Even when your adorable offspring have their headphones on and are singing “How Far I’ll Go” at the tops of their little lungs, you’ll be able to get their attention in a calm, cool and collected manner. Thank you, CabinTalk technology, which feeds a parent’s voice to rear passengers via the rear speakers and, yes, the headphones.
CabinWatch is also new, sounding like the name of a really crappy TV show in which the stars get bundled up in flannel shirts and L.L. Bean boots rather than dressed down into lifeguarding suits. In reality, this is a camera system that gives Mom and Dad a video view of what’s going on in the second- and third-row seats. The image is displayed on the infotainment screen, providing evidence that yes, your children do lie to you. All of the time.

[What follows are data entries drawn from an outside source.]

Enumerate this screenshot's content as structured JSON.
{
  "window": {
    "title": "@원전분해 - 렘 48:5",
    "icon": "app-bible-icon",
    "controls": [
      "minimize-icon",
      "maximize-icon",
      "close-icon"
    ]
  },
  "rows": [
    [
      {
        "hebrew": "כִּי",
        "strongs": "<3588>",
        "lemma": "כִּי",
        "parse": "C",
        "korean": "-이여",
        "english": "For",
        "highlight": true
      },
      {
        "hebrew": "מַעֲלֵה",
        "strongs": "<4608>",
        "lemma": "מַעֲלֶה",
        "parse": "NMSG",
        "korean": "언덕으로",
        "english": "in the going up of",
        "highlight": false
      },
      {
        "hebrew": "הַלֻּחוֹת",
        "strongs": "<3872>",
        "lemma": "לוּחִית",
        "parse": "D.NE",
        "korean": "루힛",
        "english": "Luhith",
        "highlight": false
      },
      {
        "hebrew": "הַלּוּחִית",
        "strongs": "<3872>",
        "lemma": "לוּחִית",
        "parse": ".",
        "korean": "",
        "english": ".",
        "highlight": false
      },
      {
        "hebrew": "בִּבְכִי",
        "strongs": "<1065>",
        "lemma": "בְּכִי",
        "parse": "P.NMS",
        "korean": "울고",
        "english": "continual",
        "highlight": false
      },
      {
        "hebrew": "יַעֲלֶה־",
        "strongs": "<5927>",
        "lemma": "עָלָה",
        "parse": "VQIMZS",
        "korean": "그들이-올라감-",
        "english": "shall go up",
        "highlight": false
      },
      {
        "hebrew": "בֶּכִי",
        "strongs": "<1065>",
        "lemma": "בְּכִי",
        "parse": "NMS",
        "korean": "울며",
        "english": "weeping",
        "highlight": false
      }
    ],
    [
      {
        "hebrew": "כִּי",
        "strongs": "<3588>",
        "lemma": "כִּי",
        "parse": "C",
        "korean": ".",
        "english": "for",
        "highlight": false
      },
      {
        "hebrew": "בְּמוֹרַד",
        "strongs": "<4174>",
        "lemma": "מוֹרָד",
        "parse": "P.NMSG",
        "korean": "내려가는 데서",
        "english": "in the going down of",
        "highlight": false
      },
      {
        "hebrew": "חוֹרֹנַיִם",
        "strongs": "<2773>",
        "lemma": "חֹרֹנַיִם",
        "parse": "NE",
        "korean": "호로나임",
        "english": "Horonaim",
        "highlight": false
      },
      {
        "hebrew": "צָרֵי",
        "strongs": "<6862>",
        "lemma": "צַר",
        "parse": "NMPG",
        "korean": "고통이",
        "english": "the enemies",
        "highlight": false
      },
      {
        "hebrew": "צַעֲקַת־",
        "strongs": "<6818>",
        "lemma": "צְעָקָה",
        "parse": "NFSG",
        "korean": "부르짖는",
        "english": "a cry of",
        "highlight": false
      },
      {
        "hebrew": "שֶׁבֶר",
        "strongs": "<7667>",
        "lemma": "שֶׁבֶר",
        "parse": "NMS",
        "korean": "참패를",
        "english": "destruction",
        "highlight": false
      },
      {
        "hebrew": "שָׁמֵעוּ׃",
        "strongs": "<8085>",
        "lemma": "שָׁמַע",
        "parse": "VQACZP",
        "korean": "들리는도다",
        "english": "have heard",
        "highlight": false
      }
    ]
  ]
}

More power, better fuel economy, improved driving dynamics
Nobody buys a minivan because they want to have fun behind the steering wheel. Honda improves the 2018 Odyssey in this regard, anyway. (Honda)
With this redesign, the 2018 Odyssey moves to the same platform that underpins the Acura MDX, Honda Pilot, and Honda Ridgeline. Weight drops up to 96 pounds, depending on the trim level, and the minivan boasts a 44 percent improvement in torsional rigidity.
Not that minivans are supposed to be enjoyable to drive, but this change certainly helps in that regard. So does the new Agile Handling Assist technology, a more responsive electric steering system, more powerful brakes, and a revised rear suspension design that Honda says improves the Odyssey’s ride and handling.
A new direct-injected 3.5-liter V-6 engine summons 280 horsepower, a 32-pony increase over the previous Odyssey. Cylinder deactivation technology, active grille shutters, and new transmissions help the minivan to achieve what Honda claims will be best-in-class fuel economy ratings.
A 9-speed automatic transmission powers the Odyssey’s front wheels, and in upper trim levels, Honda introduces a new 10-speed automatic transmission. Both are shifted using a collection of buttons and switches located on the dashboard.
Honda ups its minivan game, but the Chrysler Pacifica remains a formidable foe
The redesigned 2018 Honda Odyssey is better than ever, but it still might not topple the Chrysler Pacifica from the top of Minivan Mountain. (Honda)
Undoubtedly, the 2018 Odyssey is best minivan Honda has ever built. But, is it the best minivan? A test drive and family shuttling will help to determine that, but given just how good a package the Pacifica is, especially in plug-in hybrid format, Honda might still have some work cut out for it.